During the trial, the prosecution’s two witnesses, one an alleged FARC deserter, claimed to have witnessed the three Irishmen training guerrillas on earlier visits to the rebel safe-haven in 1999 and 2000. But all three defendants were able to prove to the court that they were not in Colombia on the dates the witnesses claimed to have seen them. In fact, in one instance, Niall Connolly was at an Irish Embassy dinner in Havana, Cuba, on January 19, 2000, the day on which a prosecution witness claimed to have seen the Irishman in Colombia. Given the inconsistent testimony of the witnesses and the faulty U.S. Embassy-conducted forensic tests, there is clearly not enough evidence to convict the three men of training the rebels.

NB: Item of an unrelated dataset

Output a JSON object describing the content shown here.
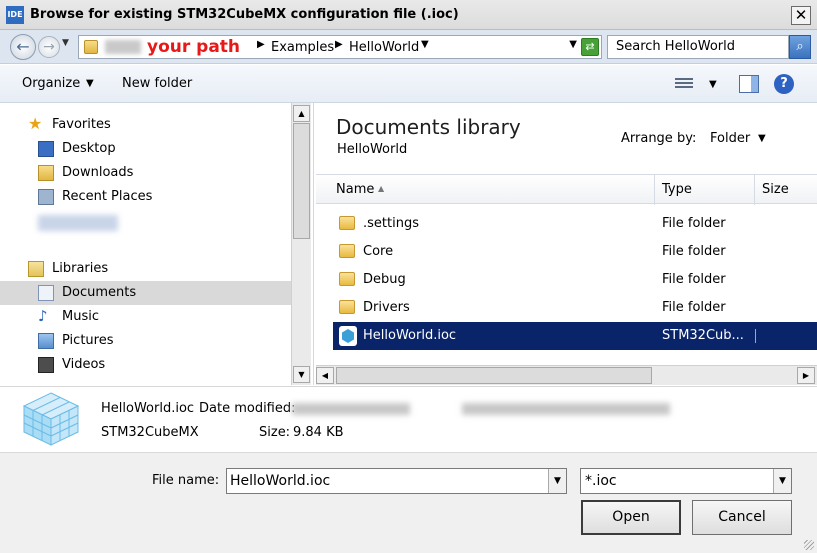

The three have confessed to a second charge of traveling with a document containing false names, which in Colombia is punishable with a fine and deportation. The men claim they used false names because they have been harassed by pro-British paramilitaries in Ireland due to their involvement in the pro-republican struggle during the 1970s and 1980s, which landed Monaghan and McCauley in prison. However, the men have been free for more than a decade and the only intelligence information that the British Secret Service could provide to Colombian authorities was 20 years old. Also, the names of ex-political prisoners frequently show up on international intelligence and police lists, sometimes resulting in them not being allowed to enter some countries. The presence of their names on these lists can also place the lives of ex-political prisoners in danger, especially when they travel to countries where certain armed groups may perceive them as threats.
By any international standards of law, there is not enough evidence to convict the Colombia Three of training the rebels. In fact, according to the international observers, there is not enough evidence for the case to have gone to trial in the first place. Also troubling, is the fact that it is a trial without jury. And given all the prejudicial statements made by Colombian and U.S. officials, the sole arbiter, Judge Jairo Acosta, appears to be under extreme political pressure to render a guilty verdict in this case. According to international observer Andrews, “Taken in the context of the judge who is re-appointed every four years by the same people who are demanding the men’s conviction, this is an outrage.”
In the meantime, Connolly, Monaghan and McCauley have endured two years and three months in cramped and dangerous Colombian prisons, and now face a sentence of 18 to 25 years if convicted of training the FARC. Their trial has clearly been politically motivated, having little legal merit. As one international observer, Paul Hill, stated, “When the right to a fair trial and the presumption of innocence are denied, justice is not just miscarried, it is aborted.”
For more information on the Colombia Three, visit the website of the Bring Them Home campaign.